WORK INSTRUCTIONS: The full text of the records below, minus any pictures, should be given back word for word.

WORKING DATA:
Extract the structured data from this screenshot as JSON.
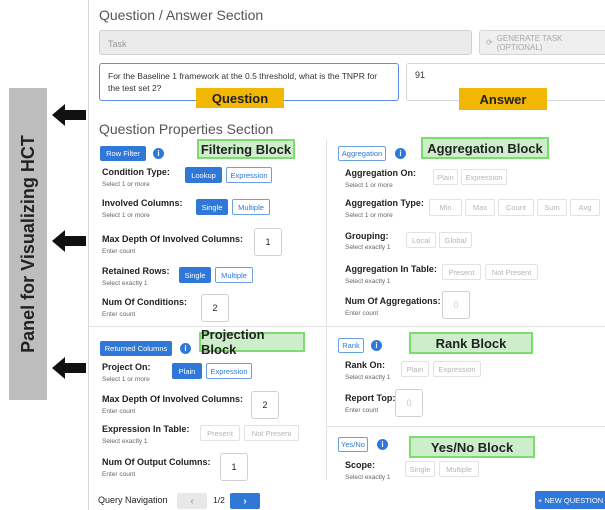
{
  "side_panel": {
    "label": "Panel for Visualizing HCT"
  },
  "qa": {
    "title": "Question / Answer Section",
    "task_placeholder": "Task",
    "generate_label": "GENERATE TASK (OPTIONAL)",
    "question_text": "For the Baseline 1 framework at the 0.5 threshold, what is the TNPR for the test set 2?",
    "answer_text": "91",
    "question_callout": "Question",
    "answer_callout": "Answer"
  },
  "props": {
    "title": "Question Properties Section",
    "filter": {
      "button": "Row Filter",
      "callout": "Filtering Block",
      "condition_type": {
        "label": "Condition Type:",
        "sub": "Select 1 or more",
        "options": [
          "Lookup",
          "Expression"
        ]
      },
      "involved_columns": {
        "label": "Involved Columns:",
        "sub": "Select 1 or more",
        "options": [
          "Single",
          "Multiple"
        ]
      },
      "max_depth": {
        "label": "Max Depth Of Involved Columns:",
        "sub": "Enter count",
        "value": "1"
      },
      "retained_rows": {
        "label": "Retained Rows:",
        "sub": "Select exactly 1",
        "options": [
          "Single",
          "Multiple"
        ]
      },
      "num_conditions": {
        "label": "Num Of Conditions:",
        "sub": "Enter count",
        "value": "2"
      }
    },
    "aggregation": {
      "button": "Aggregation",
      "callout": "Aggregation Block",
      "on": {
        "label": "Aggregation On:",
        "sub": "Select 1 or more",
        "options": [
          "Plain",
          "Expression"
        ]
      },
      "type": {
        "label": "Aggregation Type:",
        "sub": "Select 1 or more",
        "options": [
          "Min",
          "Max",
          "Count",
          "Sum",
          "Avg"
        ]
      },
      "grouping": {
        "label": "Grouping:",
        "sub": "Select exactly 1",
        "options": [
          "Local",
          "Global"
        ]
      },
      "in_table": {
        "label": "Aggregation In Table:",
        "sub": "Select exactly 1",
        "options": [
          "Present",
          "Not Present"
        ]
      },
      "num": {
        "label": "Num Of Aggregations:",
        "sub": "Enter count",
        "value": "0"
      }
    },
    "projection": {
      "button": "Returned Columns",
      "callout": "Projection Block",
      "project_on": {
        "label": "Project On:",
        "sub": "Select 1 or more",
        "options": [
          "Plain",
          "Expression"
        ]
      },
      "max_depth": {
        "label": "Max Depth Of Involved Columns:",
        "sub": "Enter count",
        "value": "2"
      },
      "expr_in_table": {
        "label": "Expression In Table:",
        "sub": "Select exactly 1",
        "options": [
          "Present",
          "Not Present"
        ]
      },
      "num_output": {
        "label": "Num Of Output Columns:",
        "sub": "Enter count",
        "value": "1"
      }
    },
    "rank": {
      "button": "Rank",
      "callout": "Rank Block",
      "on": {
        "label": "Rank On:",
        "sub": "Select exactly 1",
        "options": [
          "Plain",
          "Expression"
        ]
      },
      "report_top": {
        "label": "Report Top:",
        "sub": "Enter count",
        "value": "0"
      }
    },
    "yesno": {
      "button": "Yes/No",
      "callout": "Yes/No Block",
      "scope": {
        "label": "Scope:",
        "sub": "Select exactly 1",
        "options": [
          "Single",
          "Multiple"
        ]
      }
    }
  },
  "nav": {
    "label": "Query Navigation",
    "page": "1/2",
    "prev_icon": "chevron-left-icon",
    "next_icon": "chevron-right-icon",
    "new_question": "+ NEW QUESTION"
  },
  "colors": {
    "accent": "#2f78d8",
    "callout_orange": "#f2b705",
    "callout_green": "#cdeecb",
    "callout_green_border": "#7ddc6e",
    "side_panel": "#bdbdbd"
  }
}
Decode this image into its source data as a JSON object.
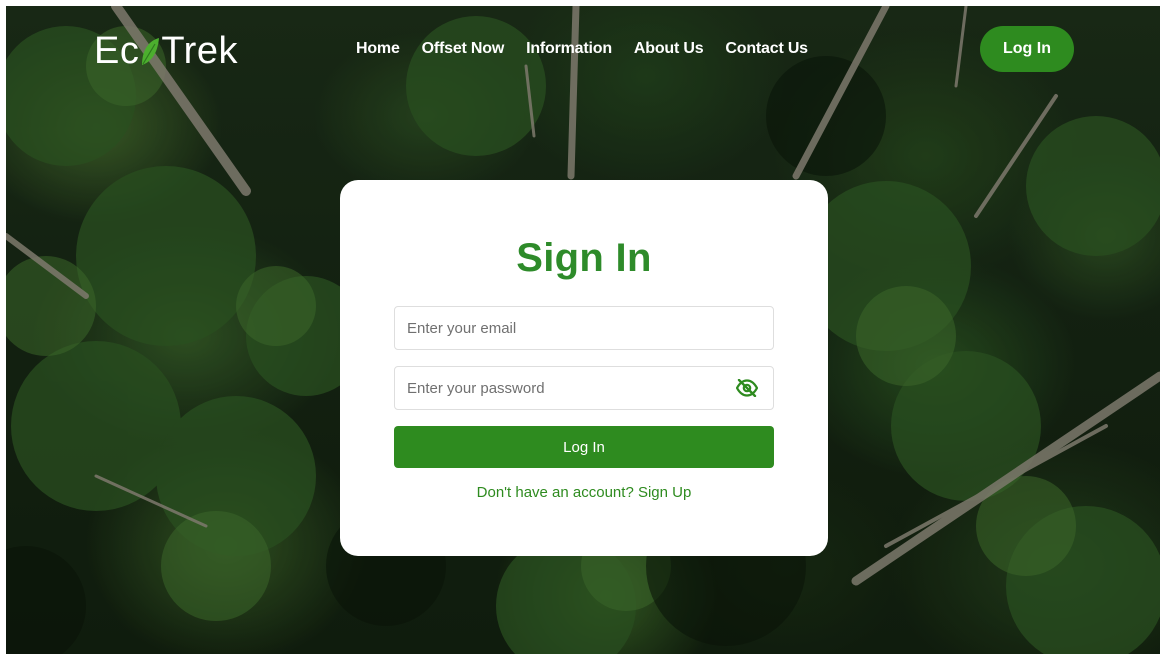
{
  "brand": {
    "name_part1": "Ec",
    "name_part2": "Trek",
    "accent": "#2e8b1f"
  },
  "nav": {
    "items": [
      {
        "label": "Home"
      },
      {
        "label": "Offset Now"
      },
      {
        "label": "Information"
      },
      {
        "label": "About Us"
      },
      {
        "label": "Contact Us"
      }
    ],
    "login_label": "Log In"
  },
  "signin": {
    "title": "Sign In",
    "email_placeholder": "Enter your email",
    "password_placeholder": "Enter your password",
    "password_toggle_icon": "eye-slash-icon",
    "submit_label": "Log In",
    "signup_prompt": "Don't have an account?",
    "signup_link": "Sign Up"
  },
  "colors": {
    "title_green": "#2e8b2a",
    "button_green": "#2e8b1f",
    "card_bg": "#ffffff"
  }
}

SOLUTION FOR THIS PROBLEM:
Extract the structured data from this screenshot as JSON.
{
  "side_panel": {
    "label": "Panel for Visualizing HCT"
  },
  "qa": {
    "title": "Question / Answer Section",
    "task_placeholder": "Task",
    "generate_label": "GENERATE TASK (OPTIONAL)",
    "question_text": "For the Baseline 1 framework at the 0.5 threshold, what is the TNPR for the test set 2?",
    "answer_text": "91",
    "question_callout": "Question",
    "answer_callout": "Answer"
  },
  "props": {
    "title": "Question Properties Section",
    "filter": {
      "button": "Row Filter",
      "callout": "Filtering Block",
      "condition_type": {
        "label": "Condition Type:",
        "sub": "Select 1 or more",
        "options": [
          "Lookup",
          "Expression"
        ]
      },
      "involved_columns": {
        "label": "Involved Columns:",
        "sub": "Select 1 or more",
        "options": [
          "Single",
          "Multiple"
        ]
      },
      "max_depth": {
        "label": "Max Depth Of Involved Columns:",
        "sub": "Enter count",
        "value": "1"
      },
      "retained_rows": {
        "label": "Retained Rows:",
        "sub": "Select exactly 1",
        "options": [
          "Single",
          "Multiple"
        ]
      },
      "num_conditions": {
        "label": "Num Of Conditions:",
        "sub": "Enter count",
        "value": "2"
      }
    },
    "aggregation": {
      "button": "Aggregation",
      "callout": "Aggregation Block",
      "on": {
        "label": "Aggregation On:",
        "sub": "Select 1 or more",
        "options": [
          "Plain",
          "Expression"
        ]
      },
      "type": {
        "label": "Aggregation Type:",
        "sub": "Select 1 or more",
        "options": [
          "Min",
          "Max",
          "Count",
          "Sum",
          "Avg"
        ]
      },
      "grouping": {
        "label": "Grouping:",
        "sub": "Select exactly 1",
        "options": [
          "Local",
          "Global"
        ]
      },
      "in_table": {
        "label": "Aggregation In Table:",
        "sub": "Select exactly 1",
        "options": [
          "Present",
          "Not Present"
        ]
      },
      "num": {
        "label": "Num Of Aggregations:",
        "sub": "Enter count",
        "value": "0"
      }
    },
    "projection": {
      "button": "Returned Columns",
      "callout": "Projection Block",
      "project_on": {
        "label": "Project On:",
        "sub": "Select 1 or more",
        "options": [
          "Plain",
          "Expression"
        ]
      },
      "max_depth": {
        "label": "Max Depth Of Involved Columns:",
        "sub": "Enter count",
        "value": "2"
      },
      "expr_in_table": {
        "label": "Expression In Table:",
        "sub": "Select exactly 1",
        "options": [
          "Present",
          "Not Present"
        ]
      },
      "num_output": {
        "label": "Num Of Output Columns:",
        "sub": "Enter count",
        "value": "1"
      }
    },
    "rank": {
      "button": "Rank",
      "callout": "Rank Block",
      "on": {
        "label": "Rank On:",
        "sub": "Select exactly 1",
        "options": [
          "Plain",
          "Expression"
        ]
      },
      "report_top": {
        "label": "Report Top:",
        "sub": "Enter count",
        "value": "0"
      }
    },
    "yesno": {
      "button": "Yes/No",
      "callout": "Yes/No Block",
      "scope": {
        "label": "Scope:",
        "sub": "Select exactly 1",
        "options": [
          "Single",
          "Multiple"
        ]
      }
    }
  },
  "nav": {
    "label": "Query Navigation",
    "page": "1/2",
    "prev_icon": "chevron-left-icon",
    "next_icon": "chevron-right-icon",
    "new_question": "+ NEW QUESTION"
  },
  "colors": {
    "accent": "#2f78d8",
    "callout_orange": "#f2b705",
    "callout_green": "#cdeecb",
    "callout_green_border": "#7ddc6e",
    "side_panel": "#bdbdbd"
  }
}
Decode this image into its source data as a JSON object.
{
  "brand": {
    "name_part1": "Ec",
    "name_part2": "Trek",
    "accent": "#2e8b1f"
  },
  "nav": {
    "items": [
      {
        "label": "Home"
      },
      {
        "label": "Offset Now"
      },
      {
        "label": "Information"
      },
      {
        "label": "About Us"
      },
      {
        "label": "Contact Us"
      }
    ],
    "login_label": "Log In"
  },
  "signin": {
    "title": "Sign In",
    "email_placeholder": "Enter your email",
    "password_placeholder": "Enter your password",
    "password_toggle_icon": "eye-slash-icon",
    "submit_label": "Log In",
    "signup_prompt": "Don't have an account?",
    "signup_link": "Sign Up"
  },
  "colors": {
    "title_green": "#2e8b2a",
    "button_green": "#2e8b1f",
    "card_bg": "#ffffff"
  }
}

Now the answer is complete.